The hill mynah it the species of mynah bird that is most commonly seen in aviaries and as pets. As member of the starling family, the hill mynah had black plumage that has a green or purple gloss to it, and bright yellow or orange feather-less skin on its head and nape. The bird is typically just under a foot in length. Hill mynah birds can produce a wide range of calls, from whistles and screeches to human-like sounds to gurgles. The birds are more vocal at sunset and sunrise when they congregate in small groups in the forest canopy. The unique vocalization of the mynah makes it a favorite among bird enthusiast.
Greater Indian hill mynah for sale
Female Indian hill mynah
indian hill mynah pairs for sale
Greater Indian Hill Mynah babies
Greater hill mynah
Hill Mynahs Habitat
Hill mynah birds make their homes in the forests of southern Asia and the islands of Indonesia and Sri Lanka. In captivity, a mynah’s cage should be at least three or four feet wide, two feet tall, and two feet deep. It should be easily accessible for cleaning and include wooden perches with a diameter of about one inch. A nesting box placed in the cage will give the bird a private place to nap.

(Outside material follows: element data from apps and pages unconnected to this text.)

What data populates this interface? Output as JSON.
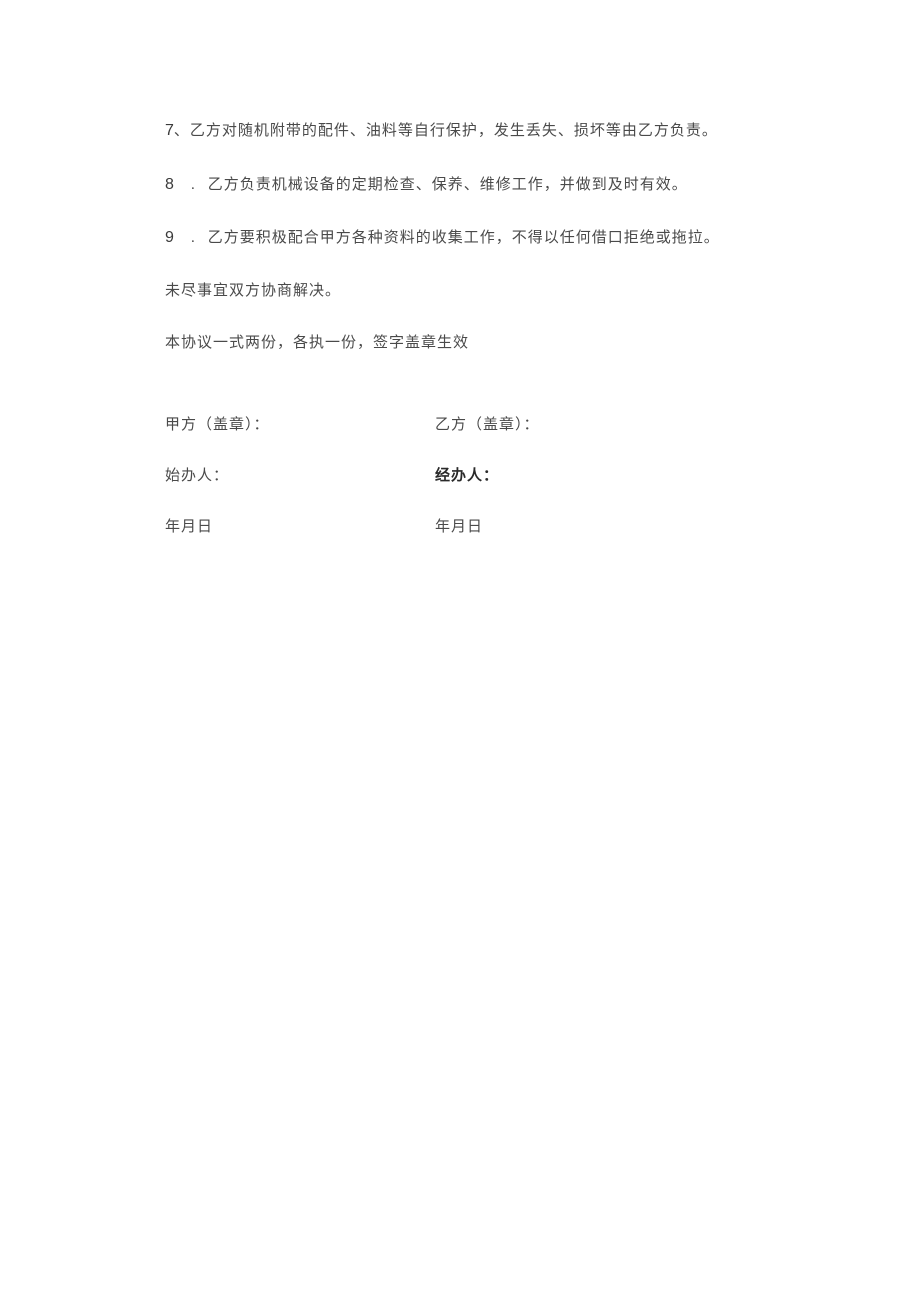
{
  "clauses": {
    "c7": {
      "number": "7",
      "sep": "、",
      "text": "乙方对随机附带的配件、油料等自行保护，发生丢失、损坏等由乙方负责。"
    },
    "c8": {
      "number": "8",
      "sep": ".",
      "text": "乙方负责机械设备的定期检查、保养、维修工作，并做到及时有效。"
    },
    "c9": {
      "number": "9",
      "sep": ".",
      "text": "乙方要积极配合甲方各种资料的收集工作，不得以任何借口拒绝或拖拉。"
    }
  },
  "body": {
    "line1": "未尽事宜双方协商解决。",
    "line2": "本协议一式两份，各执一份，签字盖章生效"
  },
  "signatures": {
    "partyA_seal": "甲方（盖章）：",
    "partyB_seal": "乙方（盖章）：",
    "handlerA": "始办人：",
    "handlerB": "经办人：",
    "dateA": "年月日",
    "dateB": "年月日"
  }
}
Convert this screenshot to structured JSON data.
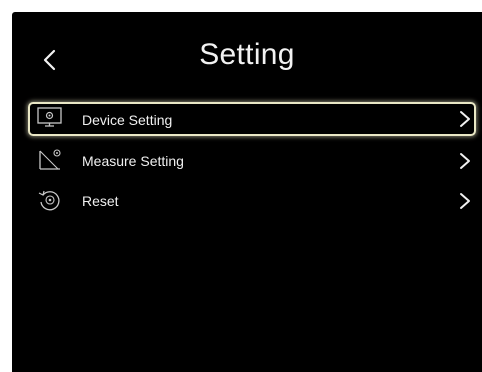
{
  "header": {
    "title": "Setting",
    "back_icon": "chevron-left-icon"
  },
  "menu": {
    "items": [
      {
        "label": "Device Setting",
        "icon": "monitor-icon",
        "selected": true
      },
      {
        "label": "Measure Setting",
        "icon": "measure-angle-icon",
        "selected": false
      },
      {
        "label": "Reset",
        "icon": "reset-icon",
        "selected": false
      }
    ],
    "chevron_icon": "chevron-right-icon"
  },
  "colors": {
    "screen_background": "#000000",
    "text": "#f0f0f0",
    "selection_border": "#e9e7c5"
  }
}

Captive diet for Hill Mynahs
Please note: feed twice daily
Choice of fruit: 14 grams diced figs, dates, grapes, apple, orange, pears, bananas; or 1/2 can fruit cocktail or diced fruit, also eugenia, pyracantha, hawthorn berries, elderberries, or mulberries.
Boiled rice with milk: 14 grams rice boiled 5 minutes until fluffy
Hard-boiled egg: 19 grams crumbled on rice Purina Trout Chow: 14 grams moistened with water and mixed with rice
Insects: 5 grams mealworms, crickets, cockroaches or grasshoppers or shredded beef heart if insects not available (Note: no meat should be fed when chicks are in the nest.)
Minerals: 5 grams Vionate multivitamin powder sprinkled on egg
Mynahs are omnivores and, in the wild, they will eat insect, larvae, frogs, lizards, snakes, fruits, leaves, eggs, and even baby rodents. They do not eat seeds. Mynahs kept as pets should be provided with a varied diet. While there are commercial pellet feed that will meet the basic nutritional needs of a mynah bird, it should not be the only food the bird is fed. Freshly-washed, chemical-free fruits and vegetables that have been cut into small pieces should be offered to the bird in a separate food dish.
Hill Mynah Habitat
Mynah birds are intelligent creatures and enjoy mental stimulation. Toys designed for parrots, such as swings and bells, can also be enjoyed by the mynah. Puzzle toys that release food treats upon solving will also keep the bird entertained.
Mynahs can be challenging to breed in captivity. The birds form monogamous relationships and both the male and female build their nest together, using twigs, feathers, and leaves. Their breeding season varies depending on weather and temperatures, but is usually between April and June. The female will lay two or three blue eggs with brown spots. These eggs will hatch in 15 days. A good breeding pair of hill mynah can reproduce up to three times in a year.